In this book chapter, aluminum (Al)-based metal matrix composites (AMMCs) with various reinforcing ceramic particles, such as SiC, Si3N4, and Al2O3, were produced by microwave sintering and subsequent hot extrusion processes. The role of various nano/micro-sized reinforcements in altering the structural, mechanical, and thermal properties of the microwave-extruded composites was systematically studied. The X-ray diffraction (XRD) patterns indicated that the main components were Al, SiC, Si3N4, and Al2O3 for the studied Al-SiC, Al-Si3N4, and Al-Al2O3 composites, respectively. Scanning electron microscopy (SEM) and energy dispersive spectroscopy (EDS) elemental mapping confirm the homogeneous distribution of reinforcing particles in the Al matrix. Mechanistic studies revealed that the Al-Si3N4 metal matrix composite exhibited superior hardness, ultimate compression/tensile strength, and Young’s modulus, while having a lower coefficient of thermal expansion compared to other studied Al composites.
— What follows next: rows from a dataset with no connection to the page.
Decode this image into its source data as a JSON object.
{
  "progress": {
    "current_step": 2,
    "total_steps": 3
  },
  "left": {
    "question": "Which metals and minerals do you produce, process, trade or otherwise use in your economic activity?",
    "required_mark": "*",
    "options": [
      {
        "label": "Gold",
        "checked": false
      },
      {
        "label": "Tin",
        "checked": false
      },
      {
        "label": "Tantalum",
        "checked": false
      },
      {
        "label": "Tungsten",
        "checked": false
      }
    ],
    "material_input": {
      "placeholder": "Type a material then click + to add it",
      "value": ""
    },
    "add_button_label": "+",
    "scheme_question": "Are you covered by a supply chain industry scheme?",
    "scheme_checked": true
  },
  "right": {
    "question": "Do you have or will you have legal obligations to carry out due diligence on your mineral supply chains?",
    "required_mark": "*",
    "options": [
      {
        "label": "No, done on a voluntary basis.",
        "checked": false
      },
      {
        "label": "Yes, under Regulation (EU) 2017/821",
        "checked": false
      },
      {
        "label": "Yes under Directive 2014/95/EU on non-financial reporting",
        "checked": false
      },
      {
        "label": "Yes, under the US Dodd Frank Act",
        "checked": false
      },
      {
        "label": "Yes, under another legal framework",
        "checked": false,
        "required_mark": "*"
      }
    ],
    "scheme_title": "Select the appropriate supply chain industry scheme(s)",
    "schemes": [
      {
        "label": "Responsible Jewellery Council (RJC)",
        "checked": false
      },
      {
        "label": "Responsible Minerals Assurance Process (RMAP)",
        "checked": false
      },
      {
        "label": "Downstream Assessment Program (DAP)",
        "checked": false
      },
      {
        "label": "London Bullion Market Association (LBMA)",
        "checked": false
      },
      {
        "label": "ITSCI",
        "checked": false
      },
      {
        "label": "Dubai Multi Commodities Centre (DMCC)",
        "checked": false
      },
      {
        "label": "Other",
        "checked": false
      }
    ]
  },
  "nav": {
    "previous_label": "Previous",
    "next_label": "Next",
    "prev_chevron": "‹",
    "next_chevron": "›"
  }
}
Findings presented are expected to pave the way to design, develop, and synthesize other aluminum-based metal matrix composites for automotive and industrial applications.
Part of the book: Sintering of Functional Materials